---------- Material for the task ----------

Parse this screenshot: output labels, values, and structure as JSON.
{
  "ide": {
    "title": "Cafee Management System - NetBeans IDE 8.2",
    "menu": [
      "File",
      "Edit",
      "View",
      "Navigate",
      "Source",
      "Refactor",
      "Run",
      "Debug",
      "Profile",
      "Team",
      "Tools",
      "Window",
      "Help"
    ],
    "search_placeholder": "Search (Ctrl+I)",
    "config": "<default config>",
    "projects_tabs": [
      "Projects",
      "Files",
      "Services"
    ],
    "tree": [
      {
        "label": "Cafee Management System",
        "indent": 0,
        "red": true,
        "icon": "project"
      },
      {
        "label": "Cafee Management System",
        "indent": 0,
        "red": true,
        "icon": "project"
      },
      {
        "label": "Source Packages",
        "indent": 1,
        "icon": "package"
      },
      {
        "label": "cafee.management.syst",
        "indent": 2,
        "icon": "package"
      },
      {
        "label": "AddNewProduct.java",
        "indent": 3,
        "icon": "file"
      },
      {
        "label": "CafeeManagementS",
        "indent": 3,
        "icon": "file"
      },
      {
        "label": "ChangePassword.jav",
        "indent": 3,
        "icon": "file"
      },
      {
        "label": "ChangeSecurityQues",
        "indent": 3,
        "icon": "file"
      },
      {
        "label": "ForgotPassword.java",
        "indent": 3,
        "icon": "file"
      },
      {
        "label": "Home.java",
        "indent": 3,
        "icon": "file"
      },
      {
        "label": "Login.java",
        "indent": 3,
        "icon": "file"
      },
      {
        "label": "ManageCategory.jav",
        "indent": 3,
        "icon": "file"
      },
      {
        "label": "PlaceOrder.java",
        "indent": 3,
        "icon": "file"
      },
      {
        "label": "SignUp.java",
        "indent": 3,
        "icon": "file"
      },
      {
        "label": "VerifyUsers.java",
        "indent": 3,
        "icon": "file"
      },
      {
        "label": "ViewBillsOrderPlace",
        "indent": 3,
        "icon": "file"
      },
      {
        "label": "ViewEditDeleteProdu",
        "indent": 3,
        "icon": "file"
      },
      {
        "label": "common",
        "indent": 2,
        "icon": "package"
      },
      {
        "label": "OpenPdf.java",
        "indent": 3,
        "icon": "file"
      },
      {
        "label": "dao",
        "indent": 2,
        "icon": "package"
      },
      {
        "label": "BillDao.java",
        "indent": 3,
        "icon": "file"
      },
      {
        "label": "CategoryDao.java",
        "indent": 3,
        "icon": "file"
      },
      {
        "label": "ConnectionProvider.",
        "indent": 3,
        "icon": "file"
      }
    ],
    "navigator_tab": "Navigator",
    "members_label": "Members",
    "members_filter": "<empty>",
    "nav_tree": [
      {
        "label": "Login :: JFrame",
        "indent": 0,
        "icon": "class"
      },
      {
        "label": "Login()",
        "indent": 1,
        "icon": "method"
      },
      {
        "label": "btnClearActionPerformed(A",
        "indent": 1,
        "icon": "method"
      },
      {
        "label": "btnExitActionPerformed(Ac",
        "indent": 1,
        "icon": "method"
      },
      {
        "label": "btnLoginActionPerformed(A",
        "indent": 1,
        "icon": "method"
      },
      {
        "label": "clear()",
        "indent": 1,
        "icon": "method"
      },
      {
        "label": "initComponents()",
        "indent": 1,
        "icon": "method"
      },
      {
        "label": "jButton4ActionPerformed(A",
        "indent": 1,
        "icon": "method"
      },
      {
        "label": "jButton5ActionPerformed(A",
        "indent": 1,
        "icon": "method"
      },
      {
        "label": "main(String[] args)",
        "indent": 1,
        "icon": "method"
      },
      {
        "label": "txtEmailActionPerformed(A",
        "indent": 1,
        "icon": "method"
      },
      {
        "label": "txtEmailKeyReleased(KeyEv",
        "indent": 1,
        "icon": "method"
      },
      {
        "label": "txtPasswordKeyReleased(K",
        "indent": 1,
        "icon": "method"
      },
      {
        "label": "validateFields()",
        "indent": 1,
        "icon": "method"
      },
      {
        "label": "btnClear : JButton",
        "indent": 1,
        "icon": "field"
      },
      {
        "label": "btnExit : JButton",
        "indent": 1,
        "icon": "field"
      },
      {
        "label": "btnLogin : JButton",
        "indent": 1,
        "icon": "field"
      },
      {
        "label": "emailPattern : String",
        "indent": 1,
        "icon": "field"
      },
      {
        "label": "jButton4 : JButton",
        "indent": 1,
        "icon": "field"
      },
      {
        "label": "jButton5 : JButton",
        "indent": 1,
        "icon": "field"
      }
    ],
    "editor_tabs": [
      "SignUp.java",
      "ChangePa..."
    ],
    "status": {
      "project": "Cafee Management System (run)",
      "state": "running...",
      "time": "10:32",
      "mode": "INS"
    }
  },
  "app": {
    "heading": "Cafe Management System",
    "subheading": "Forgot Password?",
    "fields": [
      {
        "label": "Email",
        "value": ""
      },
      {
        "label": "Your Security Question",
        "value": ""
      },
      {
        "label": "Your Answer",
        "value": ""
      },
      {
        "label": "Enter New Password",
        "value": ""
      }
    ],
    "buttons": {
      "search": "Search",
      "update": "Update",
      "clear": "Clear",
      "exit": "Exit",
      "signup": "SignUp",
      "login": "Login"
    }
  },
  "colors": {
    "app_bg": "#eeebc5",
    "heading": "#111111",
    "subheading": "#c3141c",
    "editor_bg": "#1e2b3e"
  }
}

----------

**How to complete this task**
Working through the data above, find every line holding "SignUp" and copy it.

**Answer for this exercise**
        "label": "SignUp.java",
      "SignUp.java",
      "signup": "SignUp",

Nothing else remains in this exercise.